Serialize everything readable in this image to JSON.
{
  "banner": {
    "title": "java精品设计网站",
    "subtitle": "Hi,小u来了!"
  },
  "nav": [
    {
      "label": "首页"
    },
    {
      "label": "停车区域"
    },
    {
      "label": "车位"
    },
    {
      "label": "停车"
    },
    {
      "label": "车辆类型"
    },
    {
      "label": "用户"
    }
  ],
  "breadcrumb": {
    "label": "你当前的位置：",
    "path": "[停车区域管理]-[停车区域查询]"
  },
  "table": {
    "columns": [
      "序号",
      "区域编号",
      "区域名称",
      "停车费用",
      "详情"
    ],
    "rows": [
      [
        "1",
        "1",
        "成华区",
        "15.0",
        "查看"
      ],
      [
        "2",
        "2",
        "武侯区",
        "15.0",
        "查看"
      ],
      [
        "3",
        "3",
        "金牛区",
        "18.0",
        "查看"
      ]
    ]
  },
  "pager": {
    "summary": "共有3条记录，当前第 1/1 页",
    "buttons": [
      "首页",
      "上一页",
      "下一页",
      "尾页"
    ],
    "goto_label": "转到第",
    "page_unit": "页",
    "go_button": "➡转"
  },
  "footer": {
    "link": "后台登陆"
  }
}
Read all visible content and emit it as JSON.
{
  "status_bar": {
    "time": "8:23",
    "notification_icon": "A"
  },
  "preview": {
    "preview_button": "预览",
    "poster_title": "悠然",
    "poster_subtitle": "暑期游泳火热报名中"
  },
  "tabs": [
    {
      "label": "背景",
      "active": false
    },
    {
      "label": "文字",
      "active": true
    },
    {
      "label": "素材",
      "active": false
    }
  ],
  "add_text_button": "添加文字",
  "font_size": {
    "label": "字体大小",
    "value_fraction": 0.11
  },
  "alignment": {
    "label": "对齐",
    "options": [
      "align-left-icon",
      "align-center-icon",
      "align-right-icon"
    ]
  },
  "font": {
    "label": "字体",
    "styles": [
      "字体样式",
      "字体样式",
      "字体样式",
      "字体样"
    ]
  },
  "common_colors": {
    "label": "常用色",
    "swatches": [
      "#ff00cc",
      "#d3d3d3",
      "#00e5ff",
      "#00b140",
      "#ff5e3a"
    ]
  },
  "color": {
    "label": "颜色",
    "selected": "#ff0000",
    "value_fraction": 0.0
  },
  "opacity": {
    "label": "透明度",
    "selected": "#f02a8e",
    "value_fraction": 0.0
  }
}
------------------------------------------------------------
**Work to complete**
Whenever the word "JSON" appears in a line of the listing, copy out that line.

**Exercise output**
Serialize everything readable in this image to JSON.
Read all visible content and emit it as JSON.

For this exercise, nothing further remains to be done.